That being said, automotive Ethernet isn't without its challenges, as the demands for higher bandwidth increase as technology and applications evolve.
Several of those key challenges include maintaining multi-gigabit transmission of data within the vehicle in the near term while aiming for much higher throughput in the long term. Trying to maintain electromagnetic compatibility and reliability with increasingly noisy environments is another concern, along with maintaining low weights and costs associated with wire harnesses to support a data center on wheels.
New IEEE automotive Ethernet standards are starting to emerge to address those challenges. One of the latest is 10BASE-T1S, which is designed to support new architecture rollouts. Vehicle manufacturers are continuously looking to provide solutions to the latest megatrends in personalization, autonomy and full connectivity as OEMs continue to modify their electrical/electronic (E/E) architectures to support increased functionalities.
10BASE-T1S, which is specified in the IEEE 802.3cg standard, defines a physical layer and data link layer for MAC addresses within Ethernet networks. The physical layer provides connections to nodes or devices such as routers, switches, and hubs.
Broken down, the “10” represents the maximum transmission speed (10 Mb/s), “BASE” refers to baseband signaling, and “T1” denotes single twisted-pair cabling. The specification is designed to provide a multi-drop transmission medium that can handle at least eight transceiver nodes or devices at distances of 25 meters or more. The “S” means a short length or short reach.
With 10BASE-T1S, standard Ethernet communication no longer needs gateways to connect incompatible communication or embedded systems. It also increases scalability, as several nodes can operate on the same bus line without sacrificing data throughput.
One of the unique aspects of the standard is a physical-layer collision-avoidance ability, which prevents data traffic from jamming or overwhelming nodes. This provides maximum latency for data throughput dictated by the number of nodes on the network and the amount of data to be transmitted.

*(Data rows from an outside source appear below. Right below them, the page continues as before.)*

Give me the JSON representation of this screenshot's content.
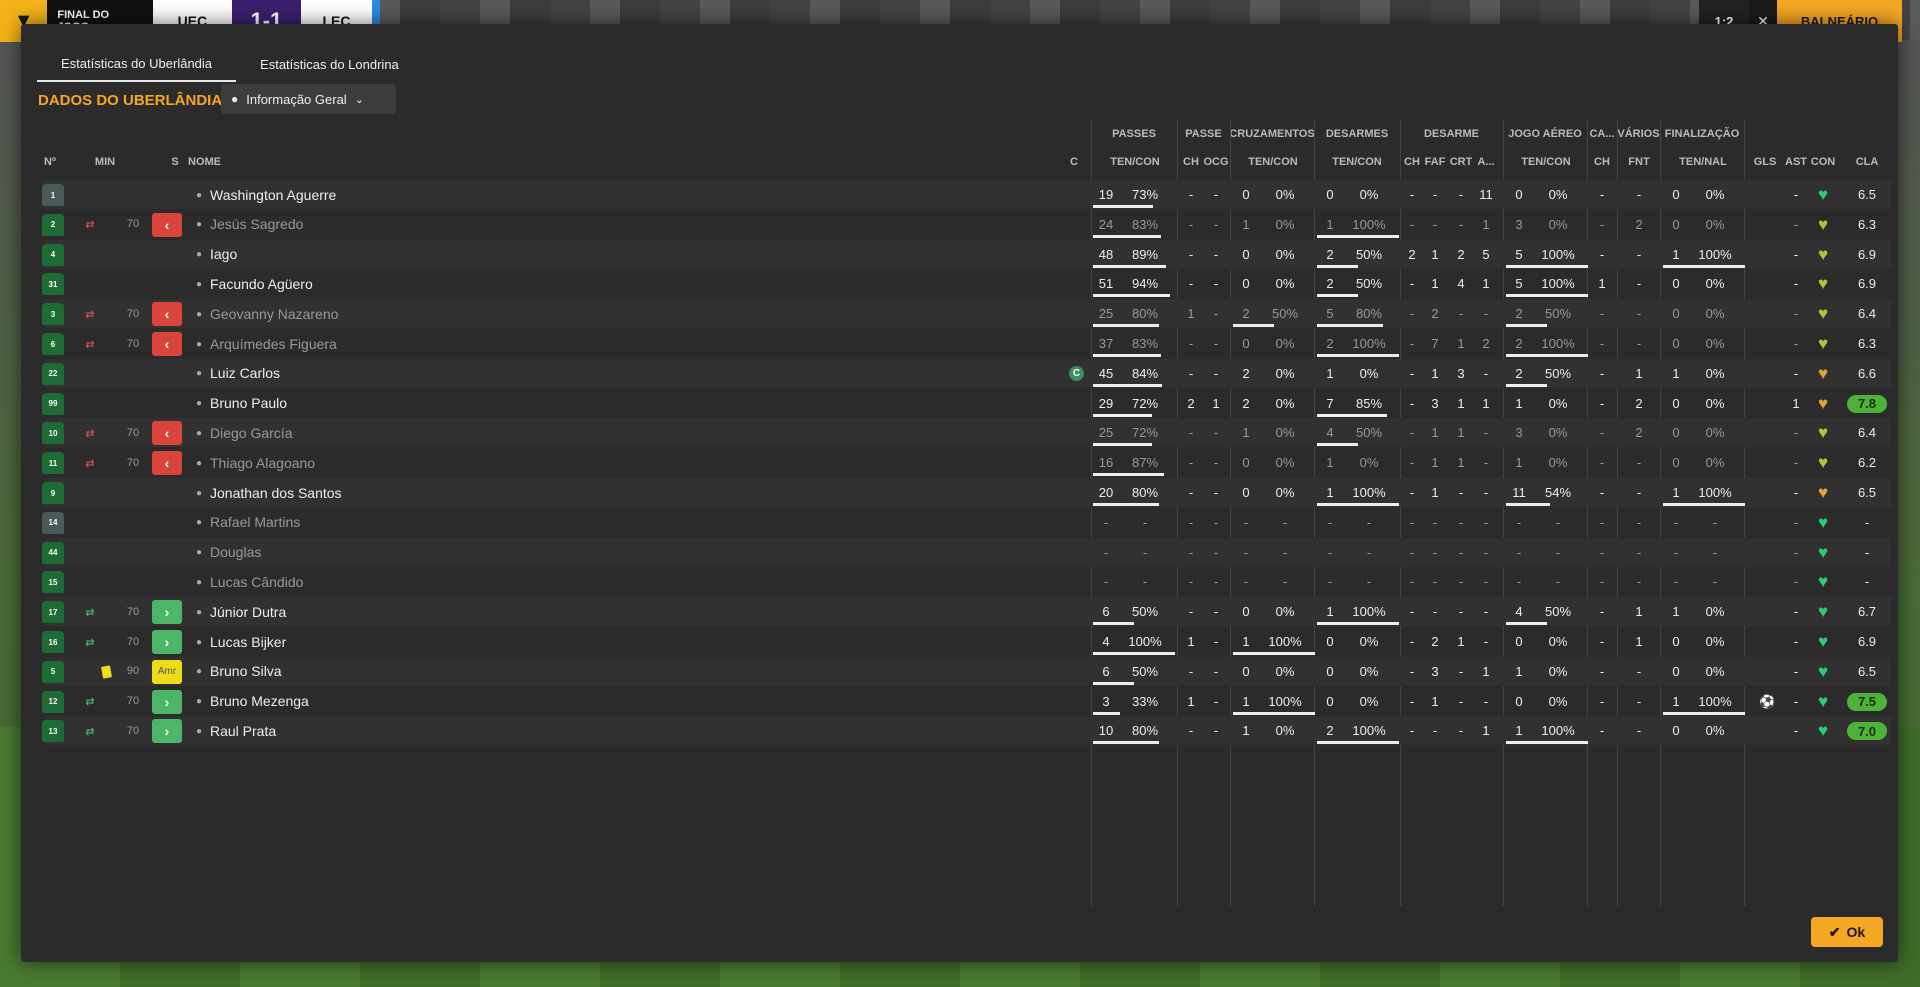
{
  "topbar": {
    "status": "FINAL DO JOGO",
    "home": "UEC",
    "score": "1-1",
    "away": "LEC",
    "timer": "1:2",
    "collapse": "✕",
    "balneario": "BALNEÁRIO"
  },
  "tabs": [
    "Estatísticas do Uberlândia",
    "Estatísticas do Londrina"
  ],
  "section_title": "DADOS DO UBERLÂNDIA",
  "view_select": "Informação Geral",
  "groups": [
    "PASSES",
    "PASSE",
    "CRUZAMENTOS",
    "DESARMES",
    "DESARME",
    "JOGO AÉREO",
    "CA...",
    "VÁRIOS",
    "FINALIZAÇÃO"
  ],
  "headers": {
    "num": "Nº",
    "min": "MIN",
    "s": "S",
    "name": "NOME",
    "c": "C",
    "passes": "TEN/CON",
    "passe_ch": "CH",
    "passe_ocg": "OCG",
    "cruz": "TEN/CON",
    "des": "TEN/CON",
    "des_ch": "CH",
    "des_faf": "FAF",
    "des_crt": "CRT",
    "des_a": "A...",
    "aereo": "TEN/CON",
    "ca_ch": "CH",
    "varios_fnt": "FNT",
    "fin": "TEN/NAL",
    "gls": "GLS",
    "ast": "AST",
    "con": "CON",
    "cla": "CLA"
  },
  "heart_colors": {
    "green": "#2ecc71",
    "yellowgreen": "#a6c93a",
    "orange": "#e0a33a"
  },
  "rows": [
    {
      "num": "1",
      "gk": true,
      "dim": false,
      "sub": "",
      "min": "",
      "sbtn": "",
      "name": "Washington Aguerre",
      "cap": false,
      "pas": [
        "19",
        "73%"
      ],
      "pb": 0.73,
      "pch": "-",
      "pocg": "-",
      "cru": [
        "0",
        "0%"
      ],
      "cb": 0,
      "des": [
        "0",
        "0%"
      ],
      "db": 0,
      "d": [
        "-",
        "-",
        "-",
        "11"
      ],
      "aer": [
        "0",
        "0%"
      ],
      "ab": 0,
      "cach": "-",
      "fnt": "-",
      "fin": [
        "0",
        "0%"
      ],
      "fb": 0,
      "gls": "",
      "ast": "-",
      "heart": "green",
      "cla": "6.5",
      "good": false
    },
    {
      "num": "2",
      "gk": false,
      "dim": true,
      "sub": "out",
      "min": "70",
      "sbtn": "out",
      "name": "Jesús Sagredo",
      "cap": false,
      "pas": [
        "24",
        "83%"
      ],
      "pb": 0.83,
      "pch": "-",
      "pocg": "-",
      "cru": [
        "1",
        "0%"
      ],
      "cb": 0,
      "des": [
        "1",
        "100%"
      ],
      "db": 1,
      "d": [
        "-",
        "-",
        "-",
        "1"
      ],
      "aer": [
        "3",
        "0%"
      ],
      "ab": 0,
      "cach": "-",
      "fnt": "2",
      "fin": [
        "0",
        "0%"
      ],
      "fb": 0,
      "gls": "",
      "ast": "-",
      "heart": "yellowgreen",
      "cla": "6.3",
      "good": false
    },
    {
      "num": "4",
      "gk": false,
      "dim": false,
      "sub": "",
      "min": "",
      "sbtn": "",
      "name": "Iago",
      "cap": false,
      "pas": [
        "48",
        "89%"
      ],
      "pb": 0.89,
      "pch": "-",
      "pocg": "-",
      "cru": [
        "0",
        "0%"
      ],
      "cb": 0,
      "des": [
        "2",
        "50%"
      ],
      "db": 0.5,
      "d": [
        "2",
        "1",
        "2",
        "5"
      ],
      "aer": [
        "5",
        "100%"
      ],
      "ab": 1,
      "cach": "-",
      "fnt": "-",
      "fin": [
        "1",
        "100%"
      ],
      "fb": 1,
      "gls": "",
      "ast": "-",
      "heart": "yellowgreen",
      "cla": "6.9",
      "good": false
    },
    {
      "num": "31",
      "gk": false,
      "dim": false,
      "sub": "",
      "min": "",
      "sbtn": "",
      "name": "Facundo Agüero",
      "cap": false,
      "pas": [
        "51",
        "94%"
      ],
      "pb": 0.94,
      "pch": "-",
      "pocg": "-",
      "cru": [
        "0",
        "0%"
      ],
      "cb": 0,
      "des": [
        "2",
        "50%"
      ],
      "db": 0.5,
      "d": [
        "-",
        "1",
        "4",
        "1"
      ],
      "aer": [
        "5",
        "100%"
      ],
      "ab": 1,
      "cach": "1",
      "fnt": "-",
      "fin": [
        "0",
        "0%"
      ],
      "fb": 0,
      "gls": "",
      "ast": "-",
      "heart": "yellowgreen",
      "cla": "6.9",
      "good": false
    },
    {
      "num": "3",
      "gk": false,
      "dim": true,
      "sub": "out",
      "min": "70",
      "sbtn": "out",
      "name": "Geovanny Nazareno",
      "cap": false,
      "pas": [
        "25",
        "80%"
      ],
      "pb": 0.8,
      "pch": "1",
      "pocg": "-",
      "cru": [
        "2",
        "50%"
      ],
      "cb": 0.5,
      "des": [
        "5",
        "80%"
      ],
      "db": 0.8,
      "d": [
        "-",
        "2",
        "-",
        "-"
      ],
      "aer": [
        "2",
        "50%"
      ],
      "ab": 0.5,
      "cach": "-",
      "fnt": "-",
      "fin": [
        "0",
        "0%"
      ],
      "fb": 0,
      "gls": "",
      "ast": "-",
      "heart": "yellowgreen",
      "cla": "6.4",
      "good": false
    },
    {
      "num": "6",
      "gk": false,
      "dim": true,
      "sub": "out",
      "min": "70",
      "sbtn": "out",
      "name": "Arquímedes Figuera",
      "cap": false,
      "pas": [
        "37",
        "83%"
      ],
      "pb": 0.83,
      "pch": "-",
      "pocg": "-",
      "cru": [
        "0",
        "0%"
      ],
      "cb": 0,
      "des": [
        "2",
        "100%"
      ],
      "db": 1,
      "d": [
        "-",
        "7",
        "1",
        "2"
      ],
      "aer": [
        "2",
        "100%"
      ],
      "ab": 1,
      "cach": "-",
      "fnt": "-",
      "fin": [
        "0",
        "0%"
      ],
      "fb": 0,
      "gls": "",
      "ast": "-",
      "heart": "yellowgreen",
      "cla": "6.3",
      "good": false
    },
    {
      "num": "22",
      "gk": false,
      "dim": false,
      "sub": "",
      "min": "",
      "sbtn": "",
      "name": "Luiz Carlos",
      "cap": true,
      "pas": [
        "45",
        "84%"
      ],
      "pb": 0.84,
      "pch": "-",
      "pocg": "-",
      "cru": [
        "2",
        "0%"
      ],
      "cb": 0,
      "des": [
        "1",
        "0%"
      ],
      "db": 0,
      "d": [
        "-",
        "1",
        "3",
        "-"
      ],
      "aer": [
        "2",
        "50%"
      ],
      "ab": 0.5,
      "cach": "-",
      "fnt": "1",
      "fin": [
        "1",
        "0%"
      ],
      "fb": 0,
      "gls": "",
      "ast": "-",
      "heart": "orange",
      "cla": "6.6",
      "good": false
    },
    {
      "num": "99",
      "gk": false,
      "dim": false,
      "sub": "",
      "min": "",
      "sbtn": "",
      "name": "Bruno Paulo",
      "cap": false,
      "pas": [
        "29",
        "72%"
      ],
      "pb": 0.72,
      "pch": "2",
      "pocg": "1",
      "cru": [
        "2",
        "0%"
      ],
      "cb": 0,
      "des": [
        "7",
        "85%"
      ],
      "db": 0.85,
      "d": [
        "-",
        "3",
        "1",
        "1"
      ],
      "aer": [
        "1",
        "0%"
      ],
      "ab": 0,
      "cach": "-",
      "fnt": "2",
      "fin": [
        "0",
        "0%"
      ],
      "fb": 0,
      "gls": "",
      "ast": "1",
      "heart": "orange",
      "cla": "7.8",
      "good": true
    },
    {
      "num": "10",
      "gk": false,
      "dim": true,
      "sub": "out",
      "min": "70",
      "sbtn": "out",
      "name": "Diego García",
      "cap": false,
      "pas": [
        "25",
        "72%"
      ],
      "pb": 0.72,
      "pch": "-",
      "pocg": "-",
      "cru": [
        "1",
        "0%"
      ],
      "cb": 0,
      "des": [
        "4",
        "50%"
      ],
      "db": 0.5,
      "d": [
        "-",
        "1",
        "1",
        "-"
      ],
      "aer": [
        "3",
        "0%"
      ],
      "ab": 0,
      "cach": "-",
      "fnt": "2",
      "fin": [
        "0",
        "0%"
      ],
      "fb": 0,
      "gls": "",
      "ast": "-",
      "heart": "yellowgreen",
      "cla": "6.4",
      "good": false
    },
    {
      "num": "11",
      "gk": false,
      "dim": true,
      "sub": "out",
      "min": "70",
      "sbtn": "out",
      "name": "Thiago Alagoano",
      "cap": false,
      "pas": [
        "16",
        "87%"
      ],
      "pb": 0.87,
      "pch": "-",
      "pocg": "-",
      "cru": [
        "0",
        "0%"
      ],
      "cb": 0,
      "des": [
        "1",
        "0%"
      ],
      "db": 0,
      "d": [
        "-",
        "1",
        "1",
        "-"
      ],
      "aer": [
        "1",
        "0%"
      ],
      "ab": 0,
      "cach": "-",
      "fnt": "-",
      "fin": [
        "0",
        "0%"
      ],
      "fb": 0,
      "gls": "",
      "ast": "-",
      "heart": "yellowgreen",
      "cla": "6.2",
      "good": false
    },
    {
      "num": "9",
      "gk": false,
      "dim": false,
      "sub": "",
      "min": "",
      "sbtn": "",
      "name": "Jonathan dos Santos",
      "cap": false,
      "pas": [
        "20",
        "80%"
      ],
      "pb": 0.8,
      "pch": "-",
      "pocg": "-",
      "cru": [
        "0",
        "0%"
      ],
      "cb": 0,
      "des": [
        "1",
        "100%"
      ],
      "db": 1,
      "d": [
        "-",
        "1",
        "-",
        "-"
      ],
      "aer": [
        "11",
        "54%"
      ],
      "ab": 0.54,
      "cach": "-",
      "fnt": "-",
      "fin": [
        "1",
        "100%"
      ],
      "fb": 1,
      "gls": "",
      "ast": "-",
      "heart": "orange",
      "cla": "6.5",
      "good": false
    },
    {
      "num": "14",
      "gk": true,
      "dim": true,
      "sub": "",
      "min": "",
      "sbtn": "",
      "name": "Rafael Martins",
      "cap": false,
      "pas": [
        "-",
        "-"
      ],
      "pb": 0,
      "pch": "-",
      "pocg": "-",
      "cru": [
        "-",
        "-"
      ],
      "cb": 0,
      "des": [
        "-",
        "-"
      ],
      "db": 0,
      "d": [
        "-",
        "-",
        "-",
        "-"
      ],
      "aer": [
        "-",
        "-"
      ],
      "ab": 0,
      "cach": "-",
      "fnt": "-",
      "fin": [
        "-",
        "-"
      ],
      "fb": 0,
      "gls": "",
      "ast": "-",
      "heart": "green",
      "cla": "-",
      "good": false
    },
    {
      "num": "44",
      "gk": false,
      "dim": true,
      "sub": "",
      "min": "",
      "sbtn": "",
      "name": "Douglas",
      "cap": false,
      "pas": [
        "-",
        "-"
      ],
      "pb": 0,
      "pch": "-",
      "pocg": "-",
      "cru": [
        "-",
        "-"
      ],
      "cb": 0,
      "des": [
        "-",
        "-"
      ],
      "db": 0,
      "d": [
        "-",
        "-",
        "-",
        "-"
      ],
      "aer": [
        "-",
        "-"
      ],
      "ab": 0,
      "cach": "-",
      "fnt": "-",
      "fin": [
        "-",
        "-"
      ],
      "fb": 0,
      "gls": "",
      "ast": "-",
      "heart": "green",
      "cla": "-",
      "good": false
    },
    {
      "num": "15",
      "gk": false,
      "dim": true,
      "sub": "",
      "min": "",
      "sbtn": "",
      "name": "Lucas Cândido",
      "cap": false,
      "pas": [
        "-",
        "-"
      ],
      "pb": 0,
      "pch": "-",
      "pocg": "-",
      "cru": [
        "-",
        "-"
      ],
      "cb": 0,
      "des": [
        "-",
        "-"
      ],
      "db": 0,
      "d": [
        "-",
        "-",
        "-",
        "-"
      ],
      "aer": [
        "-",
        "-"
      ],
      "ab": 0,
      "cach": "-",
      "fnt": "-",
      "fin": [
        "-",
        "-"
      ],
      "fb": 0,
      "gls": "",
      "ast": "-",
      "heart": "green",
      "cla": "-",
      "good": false
    },
    {
      "num": "17",
      "gk": false,
      "dim": false,
      "sub": "in",
      "min": "70",
      "sbtn": "in",
      "name": "Júnior Dutra",
      "cap": false,
      "pas": [
        "6",
        "50%"
      ],
      "pb": 0.5,
      "pch": "-",
      "pocg": "-",
      "cru": [
        "0",
        "0%"
      ],
      "cb": 0,
      "des": [
        "1",
        "100%"
      ],
      "db": 1,
      "d": [
        "-",
        "-",
        "-",
        "-"
      ],
      "aer": [
        "4",
        "50%"
      ],
      "ab": 0.5,
      "cach": "-",
      "fnt": "1",
      "fin": [
        "1",
        "0%"
      ],
      "fb": 0,
      "gls": "",
      "ast": "-",
      "heart": "green",
      "cla": "6.7",
      "good": false
    },
    {
      "num": "16",
      "gk": false,
      "dim": false,
      "sub": "in",
      "min": "70",
      "sbtn": "in",
      "name": "Lucas Bijker",
      "cap": false,
      "pas": [
        "4",
        "100%"
      ],
      "pb": 1,
      "pch": "1",
      "pocg": "-",
      "cru": [
        "1",
        "100%"
      ],
      "cb": 1,
      "des": [
        "0",
        "0%"
      ],
      "db": 0,
      "d": [
        "-",
        "2",
        "1",
        "-"
      ],
      "aer": [
        "0",
        "0%"
      ],
      "ab": 0,
      "cach": "-",
      "fnt": "1",
      "fin": [
        "0",
        "0%"
      ],
      "fb": 0,
      "gls": "",
      "ast": "-",
      "heart": "green",
      "cla": "6.9",
      "good": false
    },
    {
      "num": "5",
      "gk": false,
      "dim": false,
      "sub": "card",
      "min": "90",
      "sbtn": "card",
      "sbtn_label": "Amr",
      "name": "Bruno Silva",
      "cap": false,
      "pas": [
        "6",
        "50%"
      ],
      "pb": 0.5,
      "pch": "-",
      "pocg": "-",
      "cru": [
        "0",
        "0%"
      ],
      "cb": 0,
      "des": [
        "0",
        "0%"
      ],
      "db": 0,
      "d": [
        "-",
        "3",
        "-",
        "1"
      ],
      "aer": [
        "1",
        "0%"
      ],
      "ab": 0,
      "cach": "-",
      "fnt": "-",
      "fin": [
        "0",
        "0%"
      ],
      "fb": 0,
      "gls": "",
      "ast": "-",
      "heart": "green",
      "cla": "6.5",
      "good": false
    },
    {
      "num": "12",
      "gk": false,
      "dim": false,
      "sub": "in",
      "min": "70",
      "sbtn": "in",
      "name": "Bruno Mezenga",
      "cap": false,
      "pas": [
        "3",
        "33%"
      ],
      "pb": 0.33,
      "pch": "1",
      "pocg": "-",
      "cru": [
        "1",
        "100%"
      ],
      "cb": 1,
      "des": [
        "0",
        "0%"
      ],
      "db": 0,
      "d": [
        "-",
        "1",
        "-",
        "-"
      ],
      "aer": [
        "0",
        "0%"
      ],
      "ab": 0,
      "cach": "-",
      "fnt": "-",
      "fin": [
        "1",
        "100%"
      ],
      "fb": 1,
      "gls": "ball",
      "ast": "-",
      "heart": "green",
      "cla": "7.5",
      "good": true
    },
    {
      "num": "13",
      "gk": false,
      "dim": false,
      "sub": "in",
      "min": "70",
      "sbtn": "in",
      "name": "Raul Prata",
      "cap": false,
      "pas": [
        "10",
        "80%"
      ],
      "pb": 0.8,
      "pch": "-",
      "pocg": "-",
      "cru": [
        "1",
        "0%"
      ],
      "cb": 0,
      "des": [
        "2",
        "100%"
      ],
      "db": 1,
      "d": [
        "-",
        "-",
        "-",
        "1"
      ],
      "aer": [
        "1",
        "100%"
      ],
      "ab": 1,
      "cach": "-",
      "fnt": "-",
      "fin": [
        "0",
        "0%"
      ],
      "fb": 0,
      "gls": "",
      "ast": "-",
      "heart": "green",
      "cla": "7.0",
      "good": true
    }
  ],
  "ok_button": "Ok"
}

Each node in the network is assigned an opportunity to transmit. However, if that node has no data to transmit, it hands over priority to the next node, ensuring maximum utilization of speeds and throughput.
It’s also possible to provide power over the 10BASE-T1S network (known as PoDL/Power over Data Lines) as it's an ac-coupled system, which reduces the amount of cable needed for vehicle networks. It also shrinks connector sizes and increases reliability to the system.
10BASE-T1S Will Drive AE into the Future
The 10BASE-T1S standard will allow automotive Ethernet to expand and evolve along with embedded electronics. This, in turn, will enable vehicle E/E systems to evolve as well with new feature sets, such as multi-drop physical layers, low latencies, and efficient bandwidth utilization.
Automotive suppliers have already started producing 10BASE-T1S components, and new system designs are underway to implement those new devices, as the necessary tools are already available.
10BASE-T1S also allows manufacturers to implement Ethernet-to-the-edge connectivity. One of the key connections in some modern vehicles includes telematics control units (TCUs), an embedded system that handles wireless connectivity to cloud services for any number of applications. The standard optimizes that connectivity; thus, connected nodes can send and receive data in the cloud for everything from tracking to firmware updates.
That said, hurdles must be overcome before the 10BASE-T1S standard is implemented across the entire automotive spectrum, including the notion that the standard will add cost and complexity when designing embedded systems and devices. Suppliers are, of course, working with OEMs to make sure system requirements are addressed before heading to the market.